Structural Fire Engineering
Structural Fire Engineering is the application of heat transfer and structural principles to analyze the thermal and structural response of buildings in fire. The Cardington Fire Tests (as well as considerable research conducted over the last 10+ years) demonstrated that failure of one structural element in a fire does not necessarily lead to total structural collapse. Structures usually have some degree of redundancy, meaning that when a structural member is compromised, its load is transferred to other structural elements without catastrophic failure. However, most AHJs in the US are (rightfully) reluctant to accept the idea that failure of a load-bearing beam or column in a building during a fire is “OK” due to inherent structural redundancies. For this reason, most structural fire engineering in the United States is accomplished by designing active and passive fire protection systems to prevent structural members from reaching a critical failure temperature for a specified time interval. Very rarely does structural fire engineering in the US actually involve any structural analysis other than determining expected temperatures in structures exposed to fire. Essentially, structural fire engineering in the US boils down to a heat transfer analysis to determine the maximum temperatures that would result in structural members, usually steel, exposed to fires. If structural redundancies are to be considered, as is sometimes done outside of the US, then the structural fire engineer must also be knowledgeable in structural analysis. Common applications of structural fire engineering include:

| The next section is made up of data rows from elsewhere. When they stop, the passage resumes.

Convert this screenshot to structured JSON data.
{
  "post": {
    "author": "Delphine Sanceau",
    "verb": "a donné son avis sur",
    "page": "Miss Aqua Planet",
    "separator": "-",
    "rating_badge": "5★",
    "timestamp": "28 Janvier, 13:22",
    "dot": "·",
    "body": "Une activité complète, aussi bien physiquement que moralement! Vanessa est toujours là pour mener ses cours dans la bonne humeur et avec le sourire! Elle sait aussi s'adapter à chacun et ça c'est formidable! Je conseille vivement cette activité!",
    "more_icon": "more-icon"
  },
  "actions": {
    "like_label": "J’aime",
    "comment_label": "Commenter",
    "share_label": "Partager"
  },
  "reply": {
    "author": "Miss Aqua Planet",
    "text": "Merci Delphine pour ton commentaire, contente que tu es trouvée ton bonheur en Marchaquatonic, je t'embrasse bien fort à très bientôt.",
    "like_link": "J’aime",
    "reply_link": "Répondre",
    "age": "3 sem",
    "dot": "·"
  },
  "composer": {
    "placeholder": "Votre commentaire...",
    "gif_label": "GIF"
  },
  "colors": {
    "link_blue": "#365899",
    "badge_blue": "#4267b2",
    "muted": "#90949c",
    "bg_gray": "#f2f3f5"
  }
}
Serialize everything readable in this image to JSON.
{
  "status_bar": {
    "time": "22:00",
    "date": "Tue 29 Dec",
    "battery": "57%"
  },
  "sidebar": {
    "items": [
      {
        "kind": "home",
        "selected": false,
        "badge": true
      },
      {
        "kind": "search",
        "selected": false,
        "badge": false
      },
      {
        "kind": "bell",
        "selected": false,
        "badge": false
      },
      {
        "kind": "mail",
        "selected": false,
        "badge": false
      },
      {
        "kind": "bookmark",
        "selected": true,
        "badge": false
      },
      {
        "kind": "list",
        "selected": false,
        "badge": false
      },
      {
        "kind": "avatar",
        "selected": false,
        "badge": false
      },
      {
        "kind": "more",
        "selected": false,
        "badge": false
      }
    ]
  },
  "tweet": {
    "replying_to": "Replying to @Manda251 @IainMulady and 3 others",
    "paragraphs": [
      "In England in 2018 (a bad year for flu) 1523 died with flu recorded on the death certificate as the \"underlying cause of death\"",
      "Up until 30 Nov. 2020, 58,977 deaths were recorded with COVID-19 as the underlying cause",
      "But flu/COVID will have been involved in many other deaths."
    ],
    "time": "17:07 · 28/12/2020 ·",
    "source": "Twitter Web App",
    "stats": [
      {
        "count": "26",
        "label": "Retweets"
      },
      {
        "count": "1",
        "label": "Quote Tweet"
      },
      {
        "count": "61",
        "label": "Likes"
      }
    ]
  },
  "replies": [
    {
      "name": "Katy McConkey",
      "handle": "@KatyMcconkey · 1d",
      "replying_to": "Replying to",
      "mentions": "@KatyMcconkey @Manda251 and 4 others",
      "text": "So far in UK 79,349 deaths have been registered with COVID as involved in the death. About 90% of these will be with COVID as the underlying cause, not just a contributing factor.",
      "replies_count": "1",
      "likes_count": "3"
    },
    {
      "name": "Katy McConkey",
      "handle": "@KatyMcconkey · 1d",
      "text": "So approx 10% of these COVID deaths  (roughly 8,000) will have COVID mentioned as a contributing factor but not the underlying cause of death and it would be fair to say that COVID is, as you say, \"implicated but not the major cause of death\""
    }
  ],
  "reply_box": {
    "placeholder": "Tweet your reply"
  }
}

- The omission of fireproofing from structural steel. Since prescriptive building codes do not consider unique aspects of buildings, there are some situations where structural fireproofing can be omitted with no reduction in safety. For example, if a structural fire engineer can show that the temperature of an unprotected steel member exposed to fire will not exceed a critical failure temperature, then fireproofing can be safely omitted. This not only reduces cost but can also have positive impacts on building aesthetics.
- Structural fire engineers are sometimes asked to determine the required thickness of spray-applied fire-resistant materials (SFRM) or intumescent coatings. Heat transfer principles can be applied to determine the thickness of SFRM or intumescent coatings required to provide a certain level of fire resistance. SFRM is usually a cementitious material that reduces to rate of heat transfer to steel structures exposed to fire. It is usually only applied to structural members in spaces where aesthetics are not a major concern. Intumescent coatings are more expensive than SFRM but are more aesthetically appealing. They are usually applied to structural members as several layers of paint, sometimes with a final protective gel coat. Intumescent coatings swell under heating, often by a factor of 20 to 50, to produce a low-density porous residue that insulates structural members from the heat of a fire. Determining the appropriate type of fire protection and the required thickness is an important aspect of structural fire engineering.
- Determination of equivalent fire resistance ratings. In the US, fire resistance ratings are determined by the ASTM E119 furnace test, often at a cost of $10,000 to $20,000 per assembly. Under prescriptive codes, slight variations of the same basic assembly must be separately tested in ASTM E119 to determine its fire resistance rating. For example, a concrete assembly with two different sizes of rebar would be considered two different assemblies under prescriptive codes; therefore, it would be necessary to test each assembly separately in the ASTM E119 furnace. From a practical standpoint, this adds unnecessary cost since a structural fire engineer can apply basic heat transfer principles to determine the expected fire resistance rating of a variation of an assembly having a known fire resistance rating. AHJs may accept this type of structural fire engineering analysis in lieu of ASTM E119 testing if the analysis is stamped by a licensed Fire Protection Engineer.